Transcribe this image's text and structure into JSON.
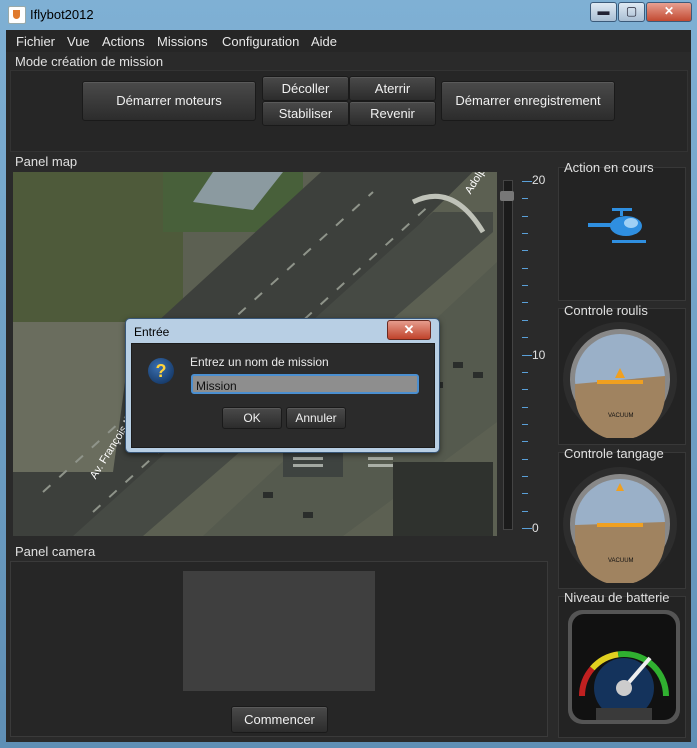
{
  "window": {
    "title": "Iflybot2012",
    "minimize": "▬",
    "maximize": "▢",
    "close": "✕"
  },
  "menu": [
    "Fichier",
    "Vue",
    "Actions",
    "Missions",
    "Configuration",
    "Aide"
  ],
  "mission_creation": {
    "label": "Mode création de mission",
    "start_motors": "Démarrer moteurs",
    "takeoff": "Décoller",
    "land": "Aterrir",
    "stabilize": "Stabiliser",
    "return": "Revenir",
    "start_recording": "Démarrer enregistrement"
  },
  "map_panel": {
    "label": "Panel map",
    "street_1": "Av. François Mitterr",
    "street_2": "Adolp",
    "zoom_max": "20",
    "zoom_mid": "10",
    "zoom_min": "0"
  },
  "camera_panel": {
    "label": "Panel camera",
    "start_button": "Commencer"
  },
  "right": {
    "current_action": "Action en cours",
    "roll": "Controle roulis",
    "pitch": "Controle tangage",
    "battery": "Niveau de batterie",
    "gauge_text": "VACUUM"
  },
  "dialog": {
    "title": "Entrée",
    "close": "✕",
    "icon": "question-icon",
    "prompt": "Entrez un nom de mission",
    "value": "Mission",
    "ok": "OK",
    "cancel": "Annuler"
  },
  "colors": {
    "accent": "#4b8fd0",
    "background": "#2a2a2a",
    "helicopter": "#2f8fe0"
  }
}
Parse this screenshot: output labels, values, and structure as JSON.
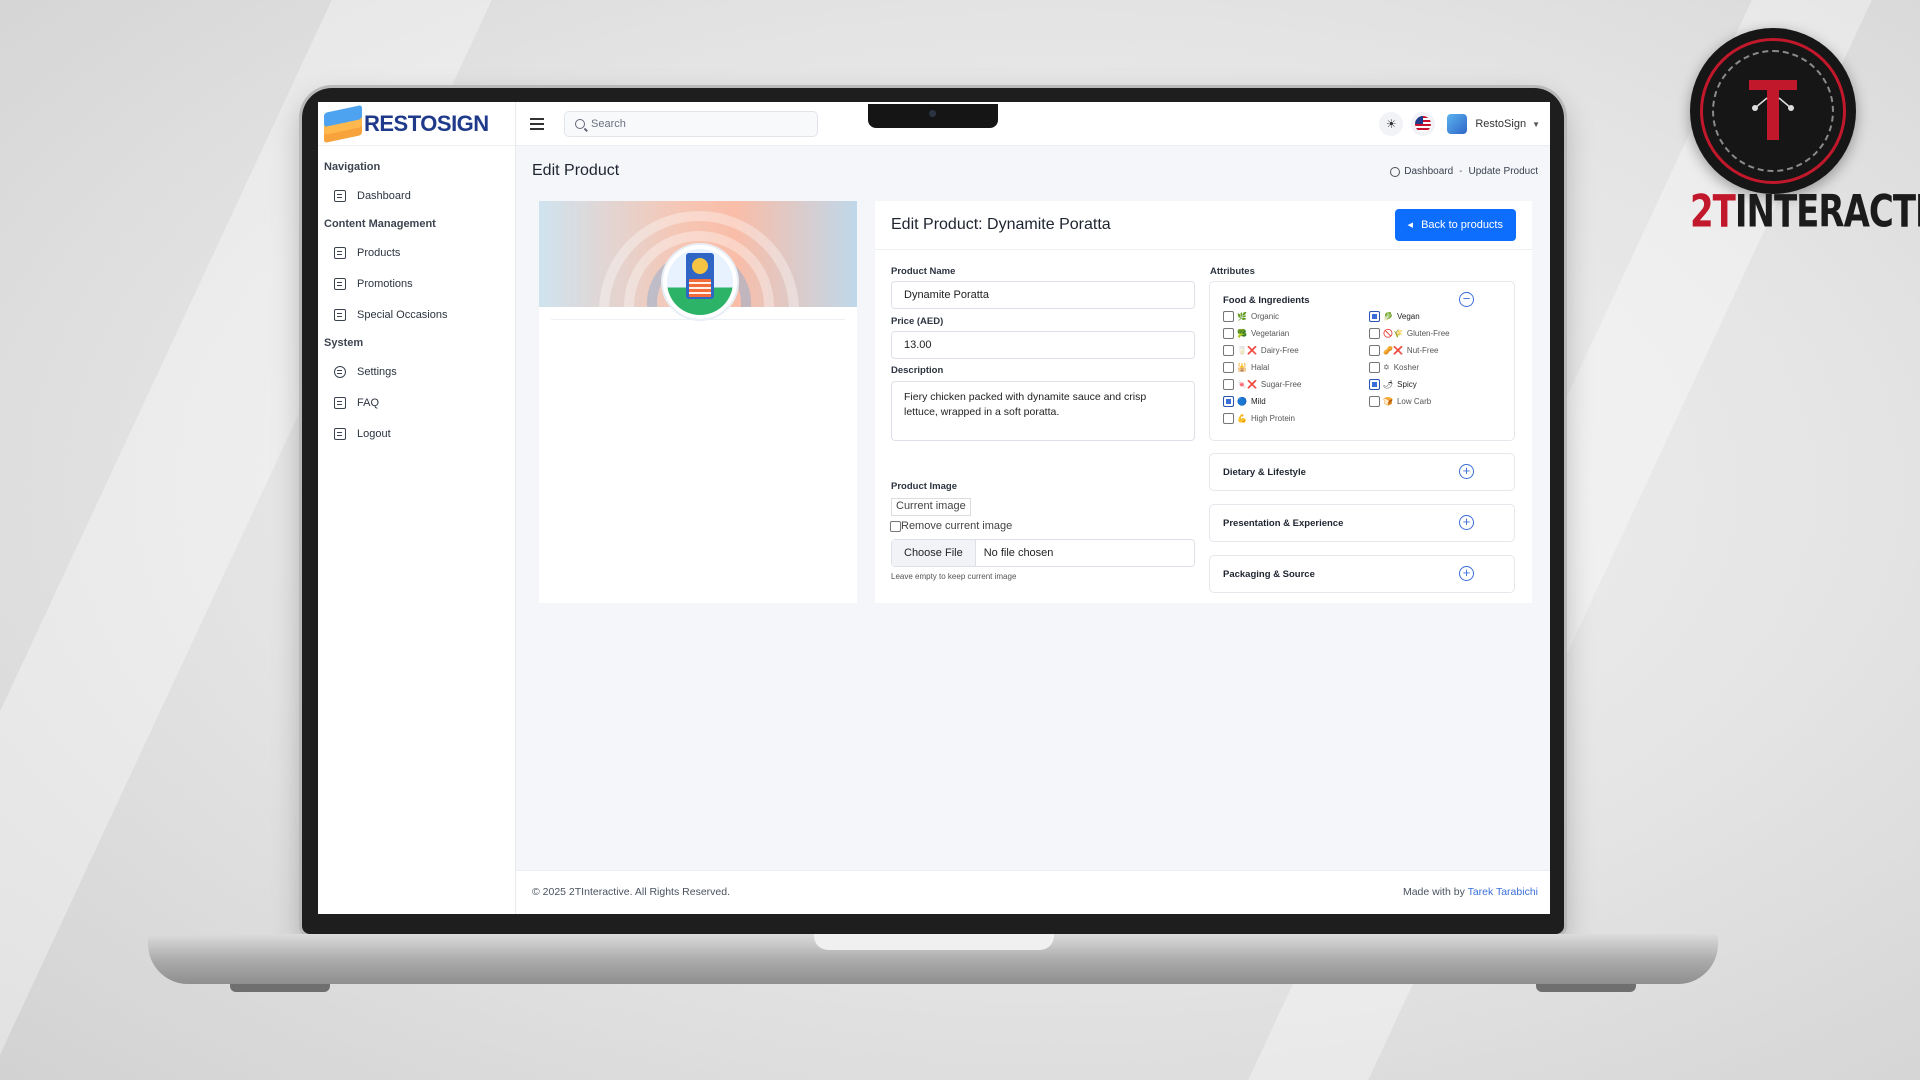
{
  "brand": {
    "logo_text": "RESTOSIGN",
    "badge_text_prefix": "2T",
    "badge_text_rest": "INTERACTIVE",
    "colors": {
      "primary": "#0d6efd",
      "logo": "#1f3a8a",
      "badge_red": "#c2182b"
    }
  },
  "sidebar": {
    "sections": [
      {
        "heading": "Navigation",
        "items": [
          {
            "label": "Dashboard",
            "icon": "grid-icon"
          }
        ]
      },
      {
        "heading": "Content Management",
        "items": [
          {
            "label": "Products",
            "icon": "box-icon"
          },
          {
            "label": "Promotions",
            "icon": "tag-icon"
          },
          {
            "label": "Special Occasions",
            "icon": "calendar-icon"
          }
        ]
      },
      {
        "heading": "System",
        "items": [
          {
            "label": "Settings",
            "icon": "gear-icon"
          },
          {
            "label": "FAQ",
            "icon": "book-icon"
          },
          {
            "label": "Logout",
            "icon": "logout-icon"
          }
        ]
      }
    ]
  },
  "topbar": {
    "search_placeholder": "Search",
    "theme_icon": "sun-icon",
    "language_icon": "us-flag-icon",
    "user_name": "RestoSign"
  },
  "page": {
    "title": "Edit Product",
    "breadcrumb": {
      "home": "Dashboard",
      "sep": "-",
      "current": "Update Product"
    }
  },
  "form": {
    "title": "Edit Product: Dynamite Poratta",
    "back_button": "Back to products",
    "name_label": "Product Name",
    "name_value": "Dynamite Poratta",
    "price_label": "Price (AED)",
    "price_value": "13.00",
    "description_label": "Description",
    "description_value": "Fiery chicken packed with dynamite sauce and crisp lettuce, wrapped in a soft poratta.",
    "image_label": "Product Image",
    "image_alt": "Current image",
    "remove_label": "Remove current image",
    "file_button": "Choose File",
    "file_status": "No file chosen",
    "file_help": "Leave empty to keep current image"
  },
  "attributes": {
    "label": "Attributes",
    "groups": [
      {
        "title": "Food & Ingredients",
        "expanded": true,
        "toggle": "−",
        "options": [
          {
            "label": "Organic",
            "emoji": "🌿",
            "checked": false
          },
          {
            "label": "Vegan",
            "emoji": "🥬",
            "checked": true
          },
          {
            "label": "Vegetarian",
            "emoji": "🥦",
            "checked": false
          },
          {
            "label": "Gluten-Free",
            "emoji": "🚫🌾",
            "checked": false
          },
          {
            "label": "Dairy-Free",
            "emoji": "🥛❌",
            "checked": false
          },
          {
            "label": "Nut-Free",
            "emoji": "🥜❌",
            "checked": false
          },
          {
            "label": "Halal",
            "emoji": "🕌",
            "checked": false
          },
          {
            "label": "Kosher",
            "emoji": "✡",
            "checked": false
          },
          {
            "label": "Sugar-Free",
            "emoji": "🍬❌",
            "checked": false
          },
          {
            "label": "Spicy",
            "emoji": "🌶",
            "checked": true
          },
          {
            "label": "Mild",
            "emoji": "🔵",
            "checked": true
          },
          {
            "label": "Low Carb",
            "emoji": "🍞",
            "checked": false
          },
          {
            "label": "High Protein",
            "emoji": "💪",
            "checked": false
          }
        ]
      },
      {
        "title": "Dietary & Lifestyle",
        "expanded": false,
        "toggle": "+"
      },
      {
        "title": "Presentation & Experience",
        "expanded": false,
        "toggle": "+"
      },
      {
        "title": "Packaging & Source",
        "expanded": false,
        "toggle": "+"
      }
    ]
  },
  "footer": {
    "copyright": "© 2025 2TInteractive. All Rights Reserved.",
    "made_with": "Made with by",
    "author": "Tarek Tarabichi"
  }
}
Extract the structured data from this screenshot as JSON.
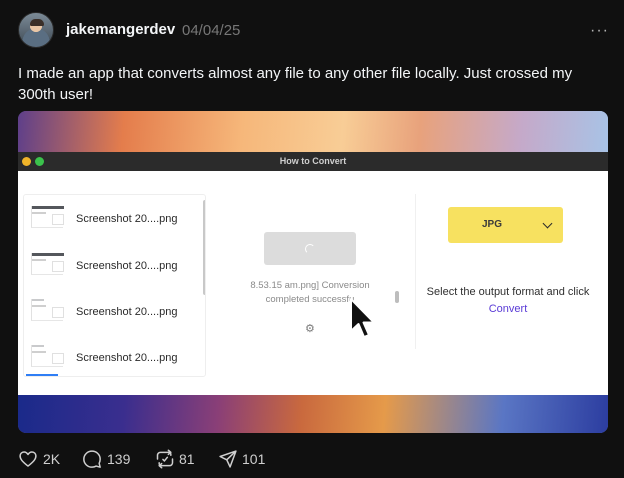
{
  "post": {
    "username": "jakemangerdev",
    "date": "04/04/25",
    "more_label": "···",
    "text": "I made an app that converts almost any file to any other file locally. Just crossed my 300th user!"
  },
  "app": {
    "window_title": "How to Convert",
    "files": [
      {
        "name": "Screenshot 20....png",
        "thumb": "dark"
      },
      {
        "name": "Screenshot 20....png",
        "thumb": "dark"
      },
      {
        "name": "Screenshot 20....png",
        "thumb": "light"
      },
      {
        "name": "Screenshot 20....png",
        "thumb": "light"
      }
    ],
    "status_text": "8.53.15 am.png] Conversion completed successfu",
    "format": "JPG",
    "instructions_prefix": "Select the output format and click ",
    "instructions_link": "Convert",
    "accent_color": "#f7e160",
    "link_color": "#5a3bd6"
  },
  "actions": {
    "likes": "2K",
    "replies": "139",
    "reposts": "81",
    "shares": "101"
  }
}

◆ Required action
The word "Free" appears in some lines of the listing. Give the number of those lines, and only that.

◆ Output of the task
4